[Start of section]

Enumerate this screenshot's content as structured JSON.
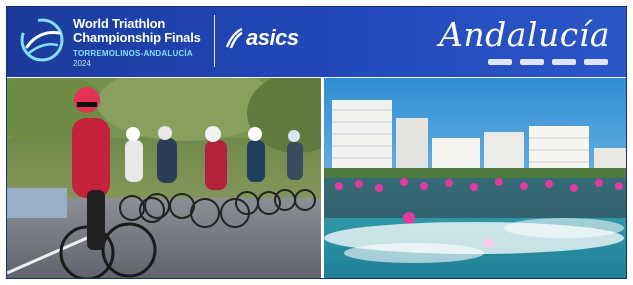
{
  "banner": {
    "title_line1": "World Triathlon",
    "title_line2": "Championship Finals",
    "location": "TORREMOLINOS-ANDALUCÍA",
    "year": "2024",
    "sponsor": "asics",
    "region": "Andalucía"
  },
  "photos": {
    "left_description": "cycling",
    "right_description": "swimming"
  },
  "colors": {
    "banner_blue": "#2146b6",
    "accent_cyan": "#7fe0ff",
    "white": "#ffffff"
  },
  "icons": {
    "event_logo": "triathlon-swirl-logo",
    "sponsor_logo": "asics-stripes-logo"
  }
}
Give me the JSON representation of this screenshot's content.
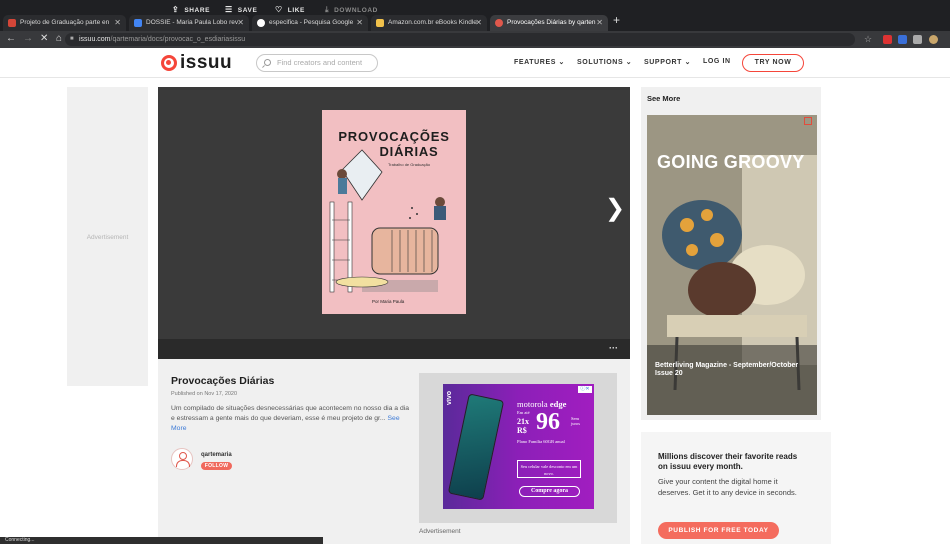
{
  "browser": {
    "tabs": [
      {
        "title": "Projeto de Graduação parte en",
        "favicon_color": "#d44638"
      },
      {
        "title": "DOSSIE - Maria Paula Lobo rev",
        "favicon_color": "#4285f4"
      },
      {
        "title": "especifica - Pesquisa Google",
        "favicon_color": "#ffffff"
      },
      {
        "title": "Amazon.com.br eBooks Kindle",
        "favicon_color": "#f0c14b"
      },
      {
        "title": "Provocações Diárias by qarten",
        "favicon_color": "#e0584c"
      }
    ],
    "new_tab": "+",
    "url_domain": "issuu.com",
    "url_path": "/qartemaria/docs/provocac_o_esdiariasissu"
  },
  "header": {
    "logo": "issuu",
    "search_placeholder": "Find creators and content",
    "nav": [
      {
        "label": "FEATURES ⌄"
      },
      {
        "label": "SOLUTIONS ⌄"
      },
      {
        "label": "SUPPORT ⌄"
      },
      {
        "label": "LOG IN"
      }
    ],
    "try_now": "TRY NOW"
  },
  "left_ad": {
    "label": "Advertisement"
  },
  "reader": {
    "cover_title_1": "PROVOCAÇÕES",
    "cover_title_2": "DIÁRIAS",
    "cover_sub": "Trabalho de Graduação",
    "cover_author": "Por Maria Paula",
    "toolbar": {
      "share": "SHARE",
      "save": "SAVE",
      "like": "LIKE",
      "download": "DOWNLOAD",
      "more": "···"
    }
  },
  "doc": {
    "title": "Provocações Diárias",
    "published": "Published on Nov 17, 2020",
    "description": "Um compilado de situações desnecessárias que acontecem no nosso dia a dia e estressam a gente mais do que deveriam, esse é meu projeto de gr...",
    "see_more": "See More",
    "author": "qartemaria",
    "follow": "FOLLOW"
  },
  "mid_ad": {
    "brand_prefix": "motorola",
    "brand": "edge",
    "small": "Em até",
    "pre": "21x",
    "currency": "R$",
    "price": "96",
    "sem": "Sem juros",
    "plan": "Plano Família 60GB anual",
    "box": "Seu celular vale desconto em um novo.",
    "cta": "Compre agora",
    "vivo": "vivo",
    "label": "Advertisement"
  },
  "see_more": {
    "heading": "See More",
    "mag_title": "GOING GROOVY",
    "caption": "Betterliving Magazine - September/October Issue 20"
  },
  "promo": {
    "title": "Millions discover their favorite reads on issuu every month.",
    "text": "Give your content the digital home it deserves. Get it to any device in seconds.",
    "button": "PUBLISH FOR FREE TODAY"
  },
  "status": "Connecting..."
}
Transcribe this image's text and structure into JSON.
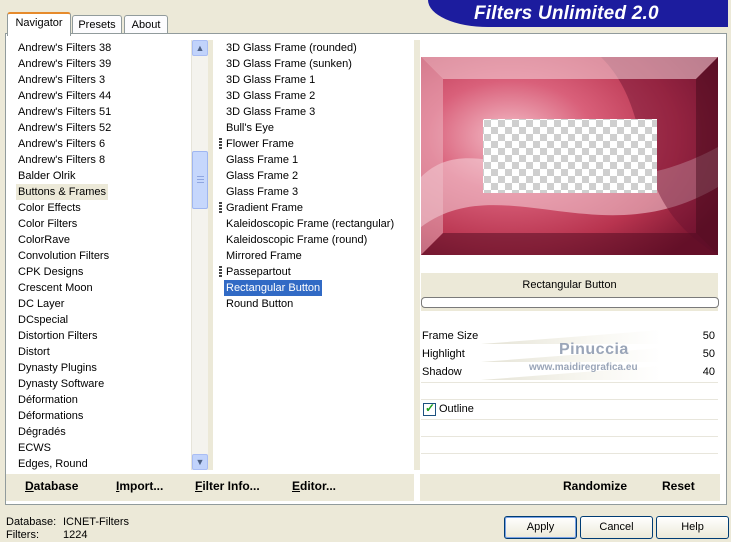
{
  "header": {
    "title": "Filters Unlimited 2.0"
  },
  "tabs": [
    {
      "label": "Navigator",
      "active": true
    },
    {
      "label": "Presets",
      "active": false
    },
    {
      "label": "About",
      "active": false
    }
  ],
  "categories": {
    "items": [
      "Andrew's Filters 38",
      "Andrew's Filters 39",
      "Andrew's Filters 3",
      "Andrew's Filters 44",
      "Andrew's Filters 51",
      "Andrew's Filters 52",
      "Andrew's Filters 6",
      "Andrew's Filters 8",
      "Balder Olrik",
      "Buttons & Frames",
      "Color Effects",
      "Color Filters",
      "ColorRave",
      "Convolution Filters",
      "CPK Designs",
      "Crescent Moon",
      "DC Layer",
      "DCspecial",
      "Distortion Filters",
      "Distort",
      "Dynasty Plugins",
      "Dynasty Software",
      "Déformation",
      "Déformations",
      "Dégradés",
      "ECWS",
      "Edges, Round"
    ],
    "selected": "Buttons & Frames"
  },
  "filters": {
    "items": [
      "3D Glass Frame (rounded)",
      "3D Glass Frame (sunken)",
      "3D Glass Frame 1",
      "3D Glass Frame 2",
      "3D Glass Frame 3",
      "Bull's Eye",
      "Flower Frame",
      "Glass Frame 1",
      "Glass Frame 2",
      "Glass Frame 3",
      "Gradient Frame",
      "Kaleidoscopic Frame (rectangular)",
      "Kaleidoscopic Frame (round)",
      "Mirrored Frame",
      "Passepartout",
      "Rectangular Button",
      "Round Button"
    ],
    "marked": [
      "Flower Frame",
      "Gradient Frame",
      "Passepartout"
    ],
    "selected": "Rectangular Button"
  },
  "preview": {
    "caption": "Rectangular Button",
    "accent": "#c0445c"
  },
  "params": [
    {
      "label": "Frame Size",
      "value": "50"
    },
    {
      "label": "Highlight",
      "value": "50"
    },
    {
      "label": "Shadow",
      "value": "40"
    }
  ],
  "outline": {
    "label": "Outline",
    "checked": true
  },
  "watermark": {
    "name": "Pinuccia",
    "url": "www.maidiregrafica.eu"
  },
  "toolbar": {
    "database": "Database",
    "import": "Import...",
    "filter_info": "Filter Info...",
    "editor": "Editor...",
    "randomize": "Randomize",
    "reset": "Reset"
  },
  "status": {
    "database_label": "Database:",
    "database_value": "ICNET-Filters",
    "filters_label": "Filters:",
    "filters_value": "1224"
  },
  "buttons": {
    "apply": "Apply",
    "cancel": "Cancel",
    "help": "Help"
  },
  "icons": {
    "scroll_up": "arrow-up-icon",
    "scroll_down": "arrow-down-icon",
    "checkmark": "checkmark-icon"
  }
}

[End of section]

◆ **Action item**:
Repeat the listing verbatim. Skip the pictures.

◆ **Task solution**:
Enumerate this screenshot's content as structured JSON.
{
  "banner": {
    "title_line1": "World Triathlon",
    "title_line2": "Championship Finals",
    "location": "TORREMOLINOS-ANDALUCÍA",
    "year": "2024",
    "sponsor": "asics",
    "region": "Andalucía"
  },
  "photos": {
    "left_description": "cycling",
    "right_description": "swimming"
  },
  "colors": {
    "banner_blue": "#2146b6",
    "accent_cyan": "#7fe0ff",
    "white": "#ffffff"
  },
  "icons": {
    "event_logo": "triathlon-swirl-logo",
    "sponsor_logo": "asics-stripes-logo"
  }
}
Give me the JSON representation of this screenshot's content.
{
  "browser": {
    "tabs": [
      {
        "title": "Projeto de Graduação parte en",
        "favicon_color": "#d44638"
      },
      {
        "title": "DOSSIE - Maria Paula Lobo rev",
        "favicon_color": "#4285f4"
      },
      {
        "title": "especifica - Pesquisa Google",
        "favicon_color": "#ffffff"
      },
      {
        "title": "Amazon.com.br eBooks Kindle",
        "favicon_color": "#f0c14b"
      },
      {
        "title": "Provocações Diárias by qarten",
        "favicon_color": "#e0584c"
      }
    ],
    "new_tab": "+",
    "url_domain": "issuu.com",
    "url_path": "/qartemaria/docs/provocac_o_esdiariasissu"
  },
  "header": {
    "logo": "issuu",
    "search_placeholder": "Find creators and content",
    "nav": [
      {
        "label": "FEATURES ⌄"
      },
      {
        "label": "SOLUTIONS ⌄"
      },
      {
        "label": "SUPPORT ⌄"
      },
      {
        "label": "LOG IN"
      }
    ],
    "try_now": "TRY NOW"
  },
  "left_ad": {
    "label": "Advertisement"
  },
  "reader": {
    "cover_title_1": "PROVOCAÇÕES",
    "cover_title_2": "DIÁRIAS",
    "cover_sub": "Trabalho de Graduação",
    "cover_author": "Por Maria Paula",
    "toolbar": {
      "share": "SHARE",
      "save": "SAVE",
      "like": "LIKE",
      "download": "DOWNLOAD",
      "more": "···"
    }
  },
  "doc": {
    "title": "Provocações Diárias",
    "published": "Published on Nov 17, 2020",
    "description": "Um compilado de situações desnecessárias que acontecem no nosso dia a dia e estressam a gente mais do que deveriam, esse é meu projeto de gr...",
    "see_more": "See More",
    "author": "qartemaria",
    "follow": "FOLLOW"
  },
  "mid_ad": {
    "brand_prefix": "motorola",
    "brand": "edge",
    "small": "Em até",
    "pre": "21x",
    "currency": "R$",
    "price": "96",
    "sem": "Sem juros",
    "plan": "Plano Família 60GB anual",
    "box": "Seu celular vale desconto em um novo.",
    "cta": "Compre agora",
    "vivo": "vivo",
    "label": "Advertisement"
  },
  "see_more": {
    "heading": "See More",
    "mag_title": "GOING GROOVY",
    "caption": "Betterliving Magazine - September/October Issue 20"
  },
  "promo": {
    "title": "Millions discover their favorite reads on issuu every month.",
    "text": "Give your content the digital home it deserves. Get it to any device in seconds.",
    "button": "PUBLISH FOR FREE TODAY"
  },
  "status": "Connecting..."
}
Transcribe this image's text and structure into JSON.
{
  "header": {
    "title": "Filters Unlimited 2.0"
  },
  "tabs": [
    {
      "label": "Navigator",
      "active": true
    },
    {
      "label": "Presets",
      "active": false
    },
    {
      "label": "About",
      "active": false
    }
  ],
  "categories": {
    "items": [
      "Andrew's Filters 38",
      "Andrew's Filters 39",
      "Andrew's Filters 3",
      "Andrew's Filters 44",
      "Andrew's Filters 51",
      "Andrew's Filters 52",
      "Andrew's Filters 6",
      "Andrew's Filters 8",
      "Balder Olrik",
      "Buttons & Frames",
      "Color Effects",
      "Color Filters",
      "ColorRave",
      "Convolution Filters",
      "CPK Designs",
      "Crescent Moon",
      "DC Layer",
      "DCspecial",
      "Distortion Filters",
      "Distort",
      "Dynasty Plugins",
      "Dynasty Software",
      "Déformation",
      "Déformations",
      "Dégradés",
      "ECWS",
      "Edges, Round"
    ],
    "selected": "Buttons & Frames"
  },
  "filters": {
    "items": [
      "3D Glass Frame (rounded)",
      "3D Glass Frame (sunken)",
      "3D Glass Frame 1",
      "3D Glass Frame 2",
      "3D Glass Frame 3",
      "Bull's Eye",
      "Flower Frame",
      "Glass Frame 1",
      "Glass Frame 2",
      "Glass Frame 3",
      "Gradient Frame",
      "Kaleidoscopic Frame (rectangular)",
      "Kaleidoscopic Frame (round)",
      "Mirrored Frame",
      "Passepartout",
      "Rectangular Button",
      "Round Button"
    ],
    "marked": [
      "Flower Frame",
      "Gradient Frame",
      "Passepartout"
    ],
    "selected": "Rectangular Button"
  },
  "preview": {
    "caption": "Rectangular Button",
    "accent": "#c0445c"
  },
  "params": [
    {
      "label": "Frame Size",
      "value": "50"
    },
    {
      "label": "Highlight",
      "value": "50"
    },
    {
      "label": "Shadow",
      "value": "40"
    }
  ],
  "outline": {
    "label": "Outline",
    "checked": true
  },
  "watermark": {
    "name": "Pinuccia",
    "url": "www.maidiregrafica.eu"
  },
  "toolbar": {
    "database": "Database",
    "import": "Import...",
    "filter_info": "Filter Info...",
    "editor": "Editor...",
    "randomize": "Randomize",
    "reset": "Reset"
  },
  "status": {
    "database_label": "Database:",
    "database_value": "ICNET-Filters",
    "filters_label": "Filters:",
    "filters_value": "1224"
  },
  "buttons": {
    "apply": "Apply",
    "cancel": "Cancel",
    "help": "Help"
  },
  "icons": {
    "scroll_up": "arrow-up-icon",
    "scroll_down": "arrow-down-icon",
    "checkmark": "checkmark-icon"
  }
}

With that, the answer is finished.